Data records for software interfaces
┏━━
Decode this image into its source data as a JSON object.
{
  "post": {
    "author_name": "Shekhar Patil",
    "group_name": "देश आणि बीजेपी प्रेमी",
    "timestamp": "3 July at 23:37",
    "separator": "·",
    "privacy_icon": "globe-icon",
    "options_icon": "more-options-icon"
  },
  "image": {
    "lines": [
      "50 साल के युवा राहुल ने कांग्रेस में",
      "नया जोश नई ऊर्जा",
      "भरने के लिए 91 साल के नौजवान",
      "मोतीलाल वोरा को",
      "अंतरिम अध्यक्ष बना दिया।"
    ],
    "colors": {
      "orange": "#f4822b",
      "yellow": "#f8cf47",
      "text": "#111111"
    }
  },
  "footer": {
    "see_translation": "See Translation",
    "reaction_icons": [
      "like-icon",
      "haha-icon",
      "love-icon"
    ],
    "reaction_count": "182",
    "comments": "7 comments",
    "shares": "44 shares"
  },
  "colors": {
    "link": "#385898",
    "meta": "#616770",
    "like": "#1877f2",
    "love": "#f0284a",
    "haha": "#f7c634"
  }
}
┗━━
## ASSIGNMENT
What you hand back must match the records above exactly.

## RESPONSE BELOW
Decode this image into its source data as a JSON object.
{
  "post": {
    "author_name": "Shekhar Patil",
    "group_name": "देश आणि बीजेपी प्रेमी",
    "timestamp": "3 July at 23:37",
    "separator": "·",
    "privacy_icon": "globe-icon",
    "options_icon": "more-options-icon"
  },
  "image": {
    "lines": [
      "50 साल के युवा राहुल ने कांग्रेस में",
      "नया जोश नई ऊर्जा",
      "भरने के लिए 91 साल के नौजवान",
      "मोतीलाल वोरा को",
      "अंतरिम अध्यक्ष बना दिया।"
    ],
    "colors": {
      "orange": "#f4822b",
      "yellow": "#f8cf47",
      "text": "#111111"
    }
  },
  "footer": {
    "see_translation": "See Translation",
    "reaction_icons": [
      "like-icon",
      "haha-icon",
      "love-icon"
    ],
    "reaction_count": "182",
    "comments": "7 comments",
    "shares": "44 shares"
  },
  "colors": {
    "link": "#385898",
    "meta": "#616770",
    "like": "#1877f2",
    "love": "#f0284a",
    "haha": "#f7c634"
  }
}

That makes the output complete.